Digital enforcement of rules intended to combat truck driver fatigue erodes drivers’ autonomy without reducing accidents.

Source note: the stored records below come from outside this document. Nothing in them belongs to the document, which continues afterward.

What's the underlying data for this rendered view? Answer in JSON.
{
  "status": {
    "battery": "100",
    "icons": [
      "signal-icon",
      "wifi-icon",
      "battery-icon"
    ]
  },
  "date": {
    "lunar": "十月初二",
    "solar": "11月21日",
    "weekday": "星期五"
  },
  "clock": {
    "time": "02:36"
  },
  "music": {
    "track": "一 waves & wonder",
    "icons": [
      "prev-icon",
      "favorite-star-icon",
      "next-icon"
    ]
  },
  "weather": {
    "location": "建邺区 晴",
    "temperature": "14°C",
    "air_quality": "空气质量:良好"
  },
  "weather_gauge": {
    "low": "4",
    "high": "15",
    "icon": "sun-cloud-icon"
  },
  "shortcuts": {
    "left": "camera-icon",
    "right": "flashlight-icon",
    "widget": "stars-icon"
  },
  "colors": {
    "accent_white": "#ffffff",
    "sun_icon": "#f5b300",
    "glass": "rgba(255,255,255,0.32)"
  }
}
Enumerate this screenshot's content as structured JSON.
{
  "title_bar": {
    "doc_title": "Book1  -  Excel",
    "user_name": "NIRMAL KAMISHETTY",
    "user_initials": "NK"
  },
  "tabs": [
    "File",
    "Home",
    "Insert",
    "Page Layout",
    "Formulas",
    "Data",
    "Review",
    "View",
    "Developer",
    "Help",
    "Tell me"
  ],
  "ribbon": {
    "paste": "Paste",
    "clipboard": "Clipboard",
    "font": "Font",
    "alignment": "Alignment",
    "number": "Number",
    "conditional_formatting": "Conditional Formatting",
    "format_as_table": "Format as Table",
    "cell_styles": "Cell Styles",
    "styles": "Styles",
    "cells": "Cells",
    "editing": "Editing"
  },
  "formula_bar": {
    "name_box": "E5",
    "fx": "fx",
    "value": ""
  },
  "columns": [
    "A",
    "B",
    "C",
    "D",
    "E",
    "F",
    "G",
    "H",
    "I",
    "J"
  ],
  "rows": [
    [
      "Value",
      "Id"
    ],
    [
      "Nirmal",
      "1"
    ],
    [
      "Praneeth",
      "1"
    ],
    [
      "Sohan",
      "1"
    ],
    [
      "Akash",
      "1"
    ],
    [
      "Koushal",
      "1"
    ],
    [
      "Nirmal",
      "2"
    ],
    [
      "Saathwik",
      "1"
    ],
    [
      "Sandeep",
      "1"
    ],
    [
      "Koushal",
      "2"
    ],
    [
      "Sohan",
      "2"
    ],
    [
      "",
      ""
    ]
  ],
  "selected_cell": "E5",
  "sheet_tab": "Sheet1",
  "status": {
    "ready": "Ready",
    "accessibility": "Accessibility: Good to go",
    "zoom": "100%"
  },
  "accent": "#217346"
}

Truckers are paid by the mile, creating incentives for overwork.
Digital enforcement of legal rules may be ineffective if policymakers do not address more fundamental economic problems.
- Digital enforcement is the use of technology to enforce legal or organizational rules; however, human society cannot function without some rule-breaking.
- Workplace surveillance today is far more extensive than in the past.
- Very detailed data is collected from physical movements or from social media.
- Decisions are made by opaque automated systems.
- Boundaries between work and social life are blurred.
- Truckers are paid by the mile, giving them the incentive to drive when tired; in 2017, the federal government required the installation of electronic logging devices (ELDs) in commercial vehicles to combat driver fatigue, rather than addressing problems with drivers’ pay.
- Following the deregulation of trucking, truckers no longer earned hourly pay for nondriving time, and the law does not require payment of overtime.
- Truckers are exempt from the Fair Labor Standards Act.
- The power of transport unions declined with deregulation.
- Truckers opposed ELDs as an affront to their independence; the courts rejected challenges to ELDs based on the theory that the mandate amounted to a warrantless search.
- The ELD mandate did not decrease trucker crashes because drivers now take fewer breaks, worried they will run out of time to deliver their loads.
- Digital monitoring changes how truckers are managed by their companies; dispatchers give drivers more fine-grained instructions, eroding the drivers’ autonomy and discretion.
- Police, truckers, and other workers subjected to surveillance often try to evade the monitors; in particular, truckers resist ELD monitoring using the following methods:
- Physically tampering with the system, perhaps by writing over the lens with a marker.
- By editing the software or hacking the system to distort the captured data.
- By logging in as another user.
- Many older, experienced drivers have left the industry.
- Autonomous vehicles might gradually replace human drivers, but cannot do this easily, as human drivers do much more than just driving.
- Robots could handle routine driving in good conditions, with the human driver taking over in crowded areas or in bad weather.
- Alternately, transport firms could adopt a network coordination model, using robots for long-haul transport and truckers for local trips.
- Digital enforcement of rules allowed policymakers and firms to ignore real problems in the trucking industry; policymakers should focus on social and institutional arrangements around technology, not on the technology itself.